The two most reviewed, and well reviewed, breweries in Colombia, Missouri are Flat Branch Brewing and Logboat Brewing. If I didn’t know better, I’d say Missouri might have a tradition in the forestry business. Anywho, Logboat passed the giggle test.

Most of their beers are marketing dreams with great names (Bobber, Shiphead, Bear Hair) and wild looking logos. They are drinkable, meaning medium ABV and not too high on the IBUs. Considering this season thus far, I decided I needed something punishing, which usually means an Imperial Stout (or Double).

I had to scroll a ways before I found what I was looking for. Jupiter’s Moons is an 8.3% Double Red Ale with 80 IBUs. 80! Hot damn, I like when it fights back.

It contains citrusy notes, is packed with hops, and produces a bitterness that “smacks your jowls.” This reminds me of the bit on Cheers when Cliff explains why early British Colonials drank cold beer on cold days and hot beer on hot days, “to balance out your inside and outside temperatures.” That’s how I feel about the bitterness of this football season.

The conceit of this series was to introduce a beer from our opponent’s home town and then drunkenly explain why the Dores will win the game. I can’t do it no matter how many over the three drink minimum I am.

I mean, if Missouri carves up our secondary and runs through the defense like a Peterbuilt headed south on I-75, but continually falls short in the red zone, then sure. If we run an offense of the Wild Vaughn throwing exclusively to a snag route consisting of Lipscomb and Pinkley, then why the hell not?

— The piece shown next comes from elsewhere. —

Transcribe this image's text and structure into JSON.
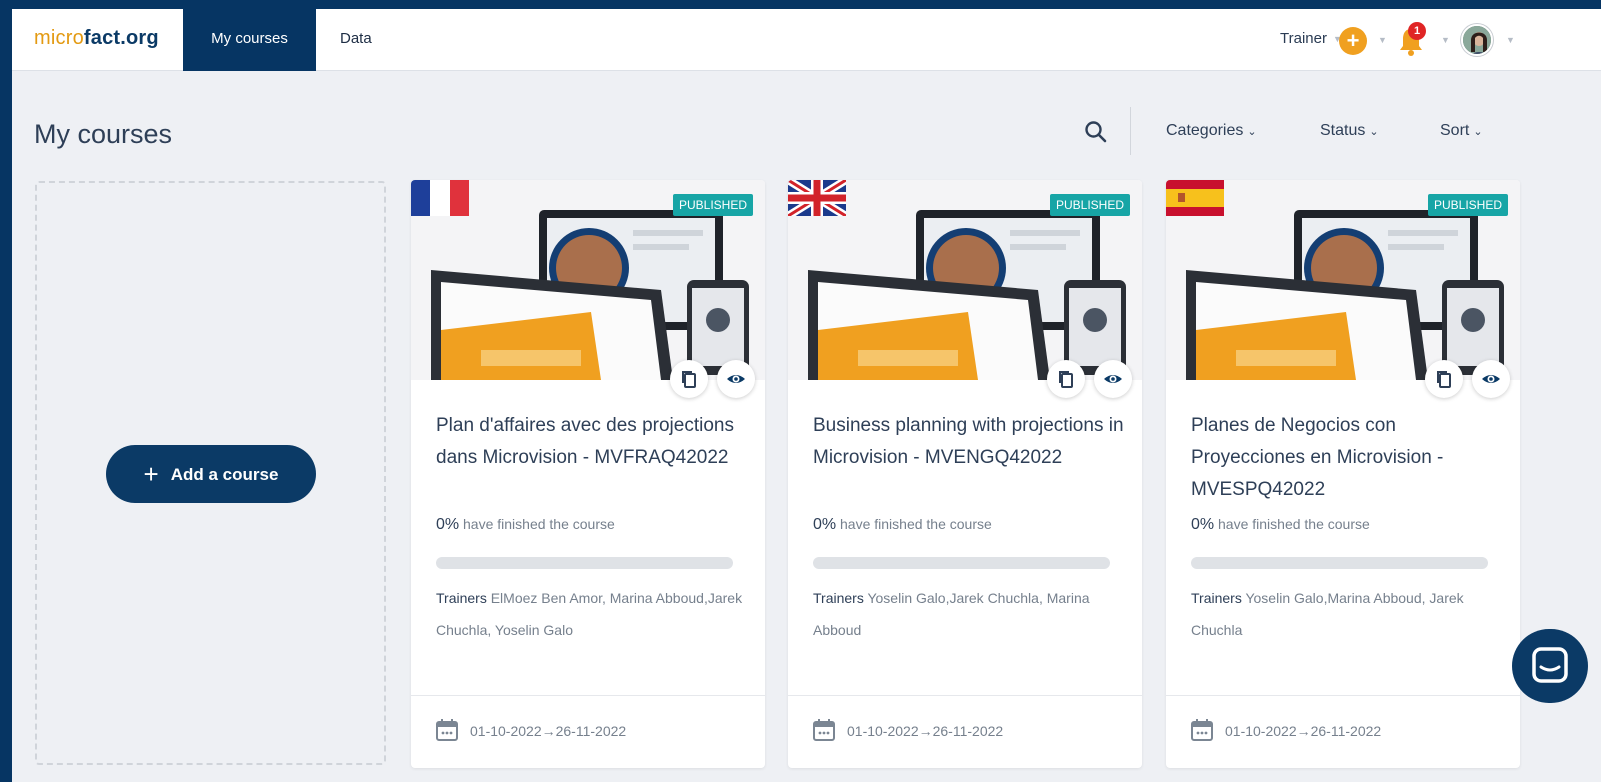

Alright, I’m there. Red Zone foibles + video game offense = a Vanderbilt victory!